*** Opening Task material ***

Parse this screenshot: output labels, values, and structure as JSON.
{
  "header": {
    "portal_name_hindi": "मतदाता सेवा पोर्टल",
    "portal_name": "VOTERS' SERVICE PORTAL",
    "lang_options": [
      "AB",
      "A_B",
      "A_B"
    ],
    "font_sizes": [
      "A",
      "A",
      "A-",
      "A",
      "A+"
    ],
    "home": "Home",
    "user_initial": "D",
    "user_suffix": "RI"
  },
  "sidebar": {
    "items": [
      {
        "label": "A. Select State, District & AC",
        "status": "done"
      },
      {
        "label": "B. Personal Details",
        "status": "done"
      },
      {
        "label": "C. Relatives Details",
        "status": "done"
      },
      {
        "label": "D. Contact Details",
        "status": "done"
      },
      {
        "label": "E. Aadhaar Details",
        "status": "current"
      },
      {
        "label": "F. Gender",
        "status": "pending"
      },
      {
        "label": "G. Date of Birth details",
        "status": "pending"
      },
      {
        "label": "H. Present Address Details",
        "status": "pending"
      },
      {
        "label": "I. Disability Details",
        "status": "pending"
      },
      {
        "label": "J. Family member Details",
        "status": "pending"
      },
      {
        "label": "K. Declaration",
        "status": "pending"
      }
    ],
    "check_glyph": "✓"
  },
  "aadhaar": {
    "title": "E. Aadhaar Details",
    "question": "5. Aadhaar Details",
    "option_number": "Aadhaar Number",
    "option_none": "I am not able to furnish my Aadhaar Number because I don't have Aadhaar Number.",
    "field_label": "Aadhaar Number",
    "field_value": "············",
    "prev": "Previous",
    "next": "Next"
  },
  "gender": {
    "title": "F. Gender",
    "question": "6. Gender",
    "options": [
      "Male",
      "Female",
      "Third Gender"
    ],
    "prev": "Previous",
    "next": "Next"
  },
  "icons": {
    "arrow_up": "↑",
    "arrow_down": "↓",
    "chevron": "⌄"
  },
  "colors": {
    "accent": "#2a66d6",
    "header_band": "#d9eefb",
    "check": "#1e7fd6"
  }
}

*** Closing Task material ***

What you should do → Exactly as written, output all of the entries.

Task result →
Parse this screenshot: output labels, values, and structure as JSON.
{
  "header": {
    "portal_name_hindi": "मतदाता सेवा पोर्टल",
    "portal_name": "VOTERS' SERVICE PORTAL",
    "lang_options": [
      "AB",
      "A_B",
      "A_B"
    ],
    "font_sizes": [
      "A",
      "A",
      "A-",
      "A",
      "A+"
    ],
    "home": "Home",
    "user_initial": "D",
    "user_suffix": "RI"
  },
  "sidebar": {
    "items": [
      {
        "label": "A. Select State, District & AC",
        "status": "done"
      },
      {
        "label": "B. Personal Details",
        "status": "done"
      },
      {
        "label": "C. Relatives Details",
        "status": "done"
      },
      {
        "label": "D. Contact Details",
        "status": "done"
      },
      {
        "label": "E. Aadhaar Details",
        "status": "current"
      },
      {
        "label": "F. Gender",
        "status": "pending"
      },
      {
        "label": "G. Date of Birth details",
        "status": "pending"
      },
      {
        "label": "H. Present Address Details",
        "status": "pending"
      },
      {
        "label": "I. Disability Details",
        "status": "pending"
      },
      {
        "label": "J. Family member Details",
        "status": "pending"
      },
      {
        "label": "K. Declaration",
        "status": "pending"
      }
    ],
    "check_glyph": "✓"
  },
  "aadhaar": {
    "title": "E. Aadhaar Details",
    "question": "5. Aadhaar Details",
    "option_number": "Aadhaar Number",
    "option_none": "I am not able to furnish my Aadhaar Number because I don't have Aadhaar Number.",
    "field_label": "Aadhaar Number",
    "field_value": "············",
    "prev": "Previous",
    "next": "Next"
  },
  "gender": {
    "title": "F. Gender",
    "question": "6. Gender",
    "options": [
      "Male",
      "Female",
      "Third Gender"
    ],
    "prev": "Previous",
    "next": "Next"
  },
  "icons": {
    "arrow_up": "↑",
    "arrow_down": "↓",
    "chevron": "⌄"
  },
  "colors": {
    "accent": "#2a66d6",
    "header_band": "#d9eefb",
    "check": "#1e7fd6"
  }
}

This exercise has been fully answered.